What to produce:
The listing is to be repeated exactly, and its pictures are to be left out.
————————
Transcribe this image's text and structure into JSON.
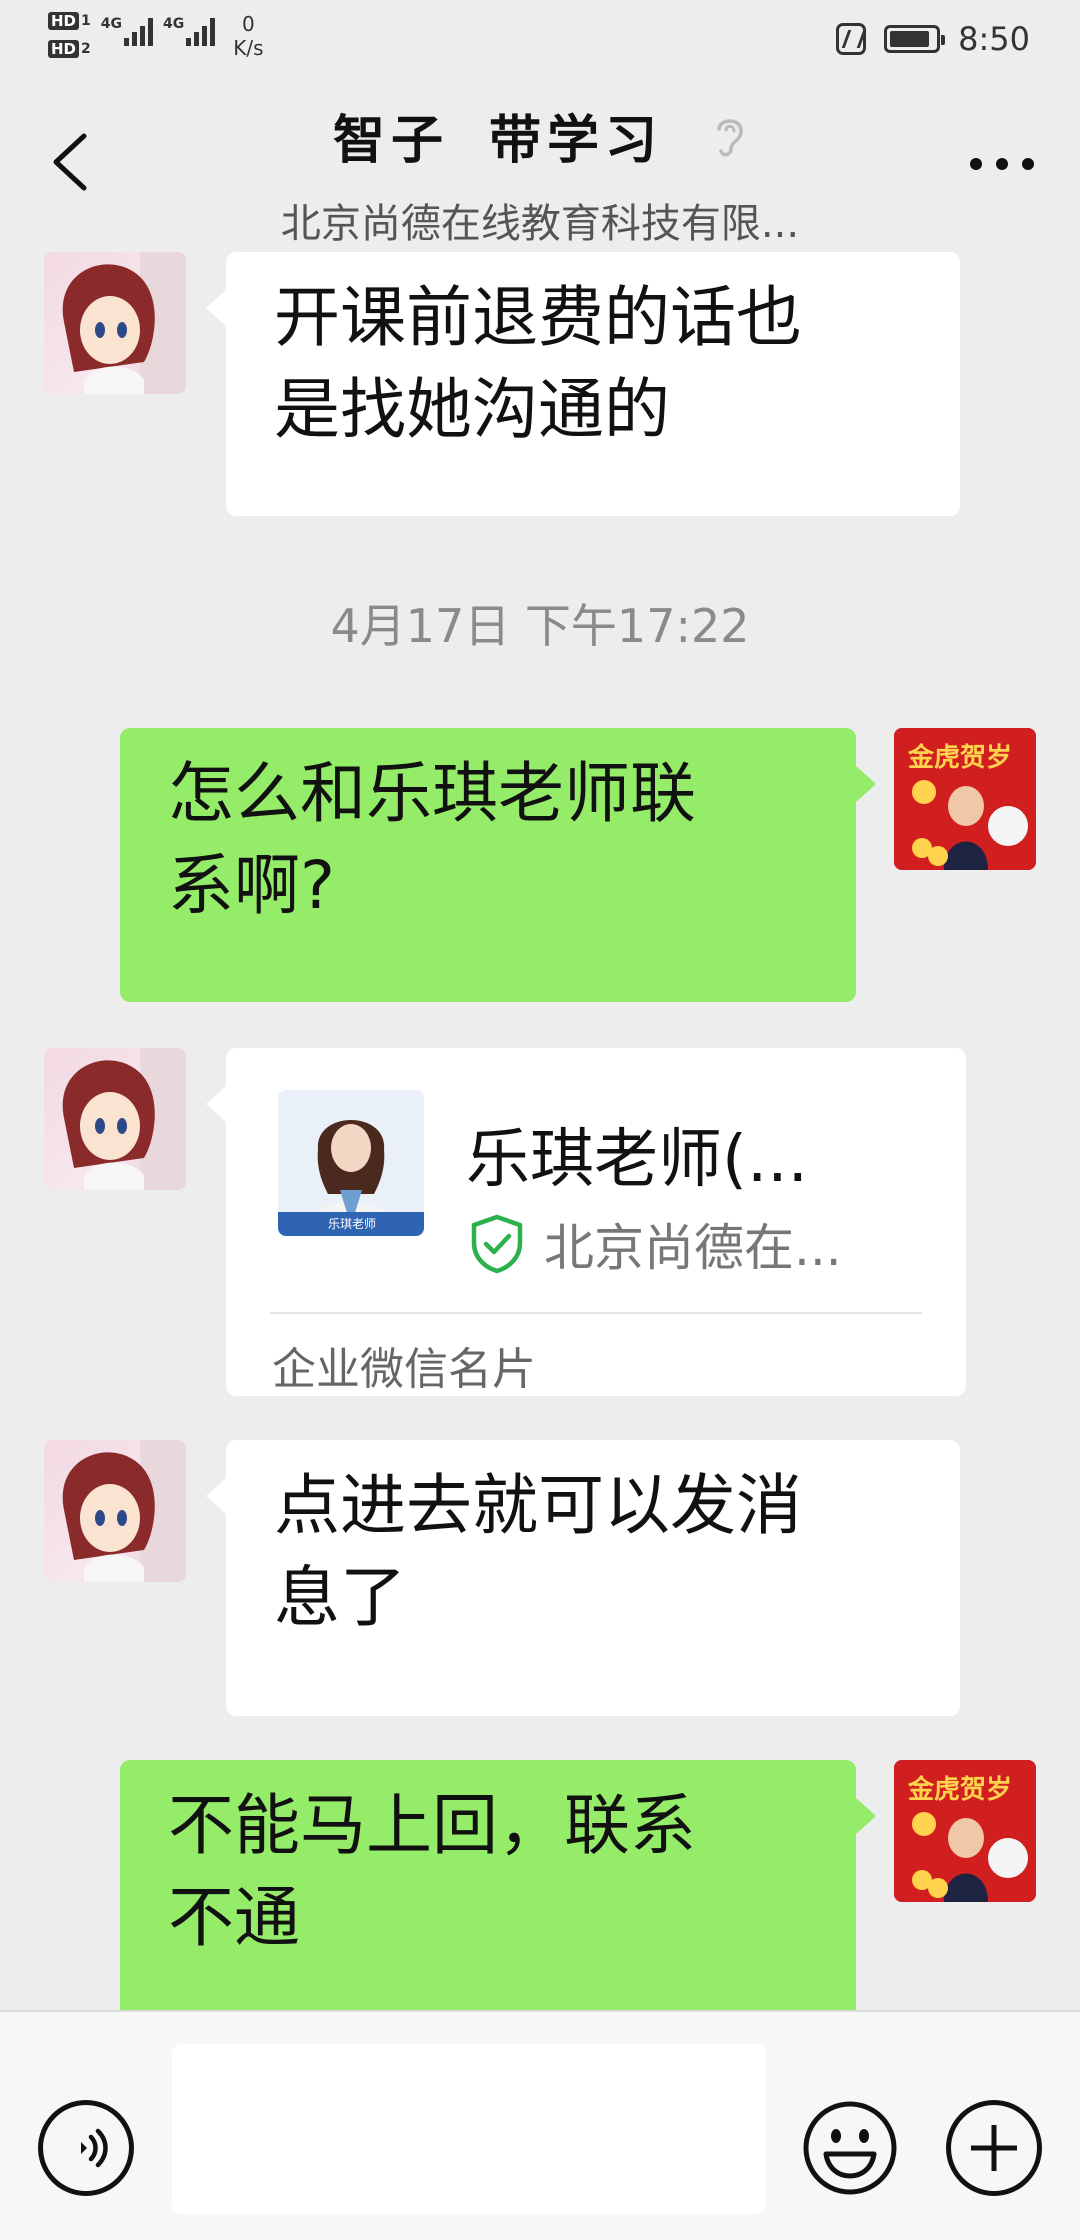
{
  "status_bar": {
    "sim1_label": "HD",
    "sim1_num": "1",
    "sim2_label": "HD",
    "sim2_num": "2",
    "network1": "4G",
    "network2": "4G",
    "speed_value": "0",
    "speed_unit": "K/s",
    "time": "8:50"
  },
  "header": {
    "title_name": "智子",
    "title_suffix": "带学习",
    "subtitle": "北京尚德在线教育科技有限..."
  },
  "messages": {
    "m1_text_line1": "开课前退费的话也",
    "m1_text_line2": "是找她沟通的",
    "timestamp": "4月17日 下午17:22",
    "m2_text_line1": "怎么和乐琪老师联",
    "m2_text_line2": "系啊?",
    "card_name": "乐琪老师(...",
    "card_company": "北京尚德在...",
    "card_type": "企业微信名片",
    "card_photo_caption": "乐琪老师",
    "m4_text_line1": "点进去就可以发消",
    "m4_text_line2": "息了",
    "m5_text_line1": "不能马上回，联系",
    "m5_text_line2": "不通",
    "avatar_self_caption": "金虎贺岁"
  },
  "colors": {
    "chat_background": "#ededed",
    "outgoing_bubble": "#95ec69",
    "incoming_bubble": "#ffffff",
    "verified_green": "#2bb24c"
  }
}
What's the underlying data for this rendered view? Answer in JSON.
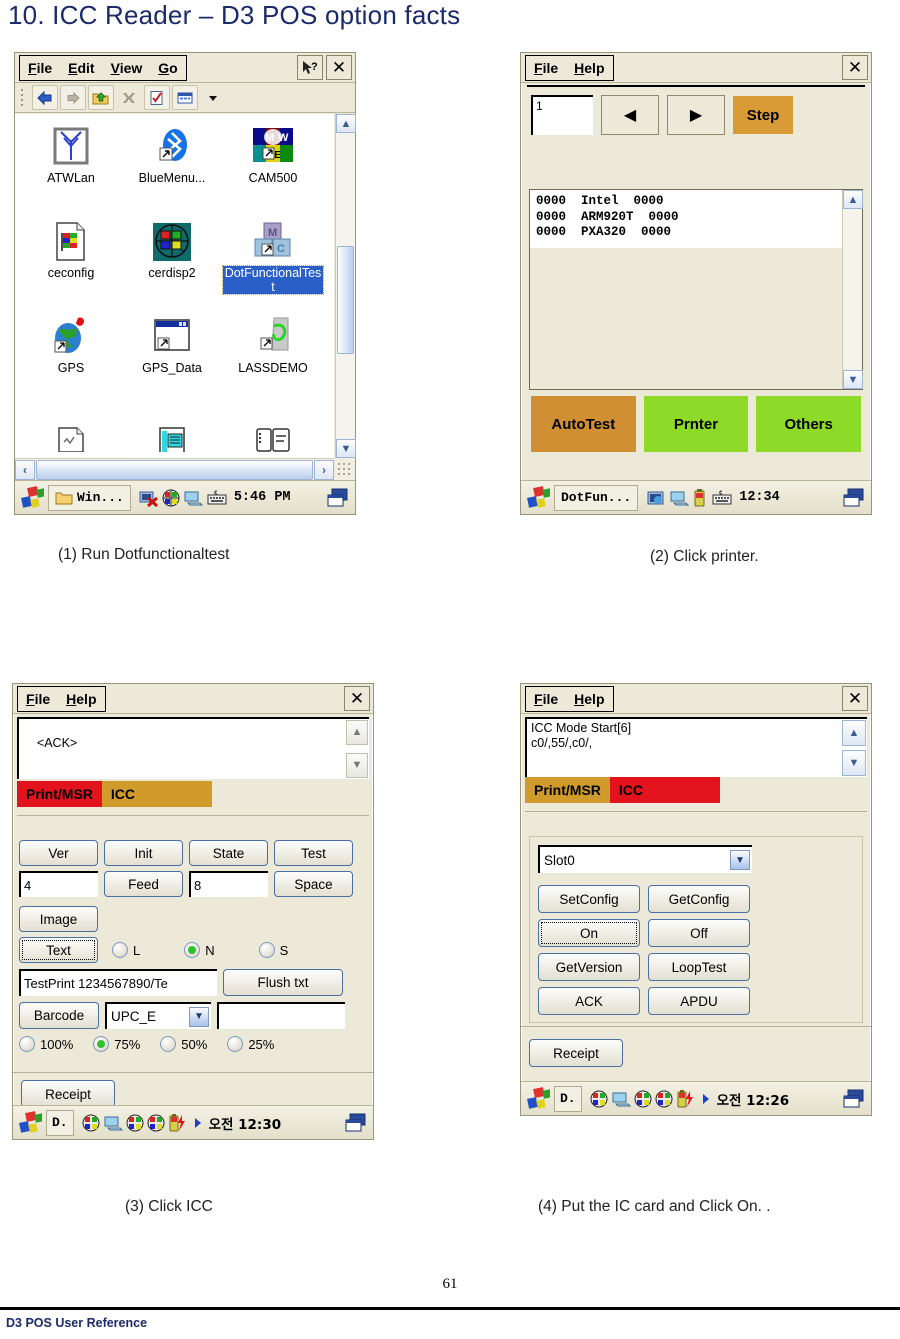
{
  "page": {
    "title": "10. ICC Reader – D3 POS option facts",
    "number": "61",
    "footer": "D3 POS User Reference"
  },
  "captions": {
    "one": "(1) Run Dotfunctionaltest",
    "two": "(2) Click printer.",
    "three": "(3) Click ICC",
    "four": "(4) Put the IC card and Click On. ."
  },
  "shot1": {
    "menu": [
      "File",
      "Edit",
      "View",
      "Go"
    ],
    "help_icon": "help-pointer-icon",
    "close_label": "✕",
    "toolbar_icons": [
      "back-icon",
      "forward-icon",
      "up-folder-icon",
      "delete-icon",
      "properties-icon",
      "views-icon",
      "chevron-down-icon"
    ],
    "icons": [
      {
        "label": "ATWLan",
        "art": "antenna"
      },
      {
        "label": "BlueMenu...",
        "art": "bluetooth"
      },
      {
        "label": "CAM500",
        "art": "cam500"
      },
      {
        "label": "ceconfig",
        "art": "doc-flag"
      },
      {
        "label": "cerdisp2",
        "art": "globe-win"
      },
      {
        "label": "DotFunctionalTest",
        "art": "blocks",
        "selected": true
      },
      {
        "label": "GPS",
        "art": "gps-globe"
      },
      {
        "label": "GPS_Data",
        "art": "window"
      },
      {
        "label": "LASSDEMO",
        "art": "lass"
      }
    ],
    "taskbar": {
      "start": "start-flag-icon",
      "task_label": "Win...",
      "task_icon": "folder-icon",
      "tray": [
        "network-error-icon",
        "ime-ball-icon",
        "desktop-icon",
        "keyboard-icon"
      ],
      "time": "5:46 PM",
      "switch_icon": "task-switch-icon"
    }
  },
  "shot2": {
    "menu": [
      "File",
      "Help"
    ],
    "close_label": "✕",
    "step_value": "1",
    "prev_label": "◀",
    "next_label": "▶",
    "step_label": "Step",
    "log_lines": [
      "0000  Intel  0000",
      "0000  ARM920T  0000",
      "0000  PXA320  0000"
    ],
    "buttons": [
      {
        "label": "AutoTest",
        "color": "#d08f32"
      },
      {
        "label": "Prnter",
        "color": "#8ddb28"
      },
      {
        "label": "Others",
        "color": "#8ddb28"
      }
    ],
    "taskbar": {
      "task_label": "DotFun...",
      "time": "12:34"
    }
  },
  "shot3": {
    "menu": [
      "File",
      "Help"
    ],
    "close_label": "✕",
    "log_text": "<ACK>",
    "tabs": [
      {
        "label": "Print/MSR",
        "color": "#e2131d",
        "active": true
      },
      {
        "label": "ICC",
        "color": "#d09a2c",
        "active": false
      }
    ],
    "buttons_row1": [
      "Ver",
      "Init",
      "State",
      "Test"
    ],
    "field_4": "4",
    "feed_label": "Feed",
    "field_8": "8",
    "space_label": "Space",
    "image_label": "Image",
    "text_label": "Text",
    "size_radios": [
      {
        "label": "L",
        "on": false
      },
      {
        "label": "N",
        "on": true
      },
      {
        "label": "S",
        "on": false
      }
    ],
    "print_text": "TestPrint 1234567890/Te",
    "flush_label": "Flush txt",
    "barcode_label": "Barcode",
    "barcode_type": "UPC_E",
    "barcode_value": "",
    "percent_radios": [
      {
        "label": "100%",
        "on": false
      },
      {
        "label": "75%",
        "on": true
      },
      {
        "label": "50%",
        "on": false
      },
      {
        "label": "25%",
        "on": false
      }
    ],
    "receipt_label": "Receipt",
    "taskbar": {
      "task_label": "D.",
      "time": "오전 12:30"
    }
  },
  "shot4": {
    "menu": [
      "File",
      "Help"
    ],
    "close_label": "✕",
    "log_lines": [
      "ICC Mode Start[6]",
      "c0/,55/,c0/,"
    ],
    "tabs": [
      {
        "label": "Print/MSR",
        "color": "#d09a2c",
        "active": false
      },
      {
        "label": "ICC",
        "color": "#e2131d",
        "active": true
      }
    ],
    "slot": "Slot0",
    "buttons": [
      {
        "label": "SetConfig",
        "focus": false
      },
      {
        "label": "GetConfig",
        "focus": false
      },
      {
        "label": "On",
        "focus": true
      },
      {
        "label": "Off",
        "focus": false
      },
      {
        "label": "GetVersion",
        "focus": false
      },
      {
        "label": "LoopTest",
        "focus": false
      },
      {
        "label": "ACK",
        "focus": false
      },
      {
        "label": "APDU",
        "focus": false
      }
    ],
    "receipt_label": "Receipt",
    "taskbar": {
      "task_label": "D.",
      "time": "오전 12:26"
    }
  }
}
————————
Answer box:
Transcribe this image's text and structure into JSON.
{
  "status_bar": {
    "sim1_label": "HD",
    "sim1_num": "1",
    "sim2_label": "HD",
    "sim2_num": "2",
    "network1": "4G",
    "network2": "4G",
    "speed_value": "0",
    "speed_unit": "K/s",
    "time": "8:50"
  },
  "header": {
    "title_name": "智子",
    "title_suffix": "带学习",
    "subtitle": "北京尚德在线教育科技有限..."
  },
  "messages": {
    "m1_text_line1": "开课前退费的话也",
    "m1_text_line2": "是找她沟通的",
    "timestamp": "4月17日 下午17:22",
    "m2_text_line1": "怎么和乐琪老师联",
    "m2_text_line2": "系啊?",
    "card_name": "乐琪老师(...",
    "card_company": "北京尚德在...",
    "card_type": "企业微信名片",
    "card_photo_caption": "乐琪老师",
    "m4_text_line1": "点进去就可以发消",
    "m4_text_line2": "息了",
    "m5_text_line1": "不能马上回，联系",
    "m5_text_line2": "不通",
    "avatar_self_caption": "金虎贺岁"
  },
  "colors": {
    "chat_background": "#ededed",
    "outgoing_bubble": "#95ec69",
    "incoming_bubble": "#ffffff",
    "verified_green": "#2bb24c"
  }
}
What's the underlying data for this rendered view? Answer in JSON.
{
  "page": {
    "title": "10. ICC Reader – D3 POS option facts",
    "number": "61",
    "footer": "D3 POS User Reference"
  },
  "captions": {
    "one": "(1) Run Dotfunctionaltest",
    "two": "(2) Click printer.",
    "three": "(3) Click ICC",
    "four": "(4) Put the IC card and Click On. ."
  },
  "shot1": {
    "menu": [
      "File",
      "Edit",
      "View",
      "Go"
    ],
    "help_icon": "help-pointer-icon",
    "close_label": "✕",
    "toolbar_icons": [
      "back-icon",
      "forward-icon",
      "up-folder-icon",
      "delete-icon",
      "properties-icon",
      "views-icon",
      "chevron-down-icon"
    ],
    "icons": [
      {
        "label": "ATWLan",
        "art": "antenna"
      },
      {
        "label": "BlueMenu...",
        "art": "bluetooth"
      },
      {
        "label": "CAM500",
        "art": "cam500"
      },
      {
        "label": "ceconfig",
        "art": "doc-flag"
      },
      {
        "label": "cerdisp2",
        "art": "globe-win"
      },
      {
        "label": "DotFunctionalTest",
        "art": "blocks",
        "selected": true
      },
      {
        "label": "GPS",
        "art": "gps-globe"
      },
      {
        "label": "GPS_Data",
        "art": "window"
      },
      {
        "label": "LASSDEMO",
        "art": "lass"
      }
    ],
    "taskbar": {
      "start": "start-flag-icon",
      "task_label": "Win...",
      "task_icon": "folder-icon",
      "tray": [
        "network-error-icon",
        "ime-ball-icon",
        "desktop-icon",
        "keyboard-icon"
      ],
      "time": "5:46 PM",
      "switch_icon": "task-switch-icon"
    }
  },
  "shot2": {
    "menu": [
      "File",
      "Help"
    ],
    "close_label": "✕",
    "step_value": "1",
    "prev_label": "◀",
    "next_label": "▶",
    "step_label": "Step",
    "log_lines": [
      "0000  Intel  0000",
      "0000  ARM920T  0000",
      "0000  PXA320  0000"
    ],
    "buttons": [
      {
        "label": "AutoTest",
        "color": "#d08f32"
      },
      {
        "label": "Prnter",
        "color": "#8ddb28"
      },
      {
        "label": "Others",
        "color": "#8ddb28"
      }
    ],
    "taskbar": {
      "task_label": "DotFun...",
      "time": "12:34"
    }
  },
  "shot3": {
    "menu": [
      "File",
      "Help"
    ],
    "close_label": "✕",
    "log_text": "<ACK>",
    "tabs": [
      {
        "label": "Print/MSR",
        "color": "#e2131d",
        "active": true
      },
      {
        "label": "ICC",
        "color": "#d09a2c",
        "active": false
      }
    ],
    "buttons_row1": [
      "Ver",
      "Init",
      "State",
      "Test"
    ],
    "field_4": "4",
    "feed_label": "Feed",
    "field_8": "8",
    "space_label": "Space",
    "image_label": "Image",
    "text_label": "Text",
    "size_radios": [
      {
        "label": "L",
        "on": false
      },
      {
        "label": "N",
        "on": true
      },
      {
        "label": "S",
        "on": false
      }
    ],
    "print_text": "TestPrint 1234567890/Te",
    "flush_label": "Flush txt",
    "barcode_label": "Barcode",
    "barcode_type": "UPC_E",
    "barcode_value": "",
    "percent_radios": [
      {
        "label": "100%",
        "on": false
      },
      {
        "label": "75%",
        "on": true
      },
      {
        "label": "50%",
        "on": false
      },
      {
        "label": "25%",
        "on": false
      }
    ],
    "receipt_label": "Receipt",
    "taskbar": {
      "task_label": "D.",
      "time": "오전 12:30"
    }
  },
  "shot4": {
    "menu": [
      "File",
      "Help"
    ],
    "close_label": "✕",
    "log_lines": [
      "ICC Mode Start[6]",
      "c0/,55/,c0/,"
    ],
    "tabs": [
      {
        "label": "Print/MSR",
        "color": "#d09a2c",
        "active": false
      },
      {
        "label": "ICC",
        "color": "#e2131d",
        "active": true
      }
    ],
    "slot": "Slot0",
    "buttons": [
      {
        "label": "SetConfig",
        "focus": false
      },
      {
        "label": "GetConfig",
        "focus": false
      },
      {
        "label": "On",
        "focus": true
      },
      {
        "label": "Off",
        "focus": false
      },
      {
        "label": "GetVersion",
        "focus": false
      },
      {
        "label": "LoopTest",
        "focus": false
      },
      {
        "label": "ACK",
        "focus": false
      },
      {
        "label": "APDU",
        "focus": false
      }
    ],
    "receipt_label": "Receipt",
    "taskbar": {
      "task_label": "D.",
      "time": "오전 12:26"
    }
  }
}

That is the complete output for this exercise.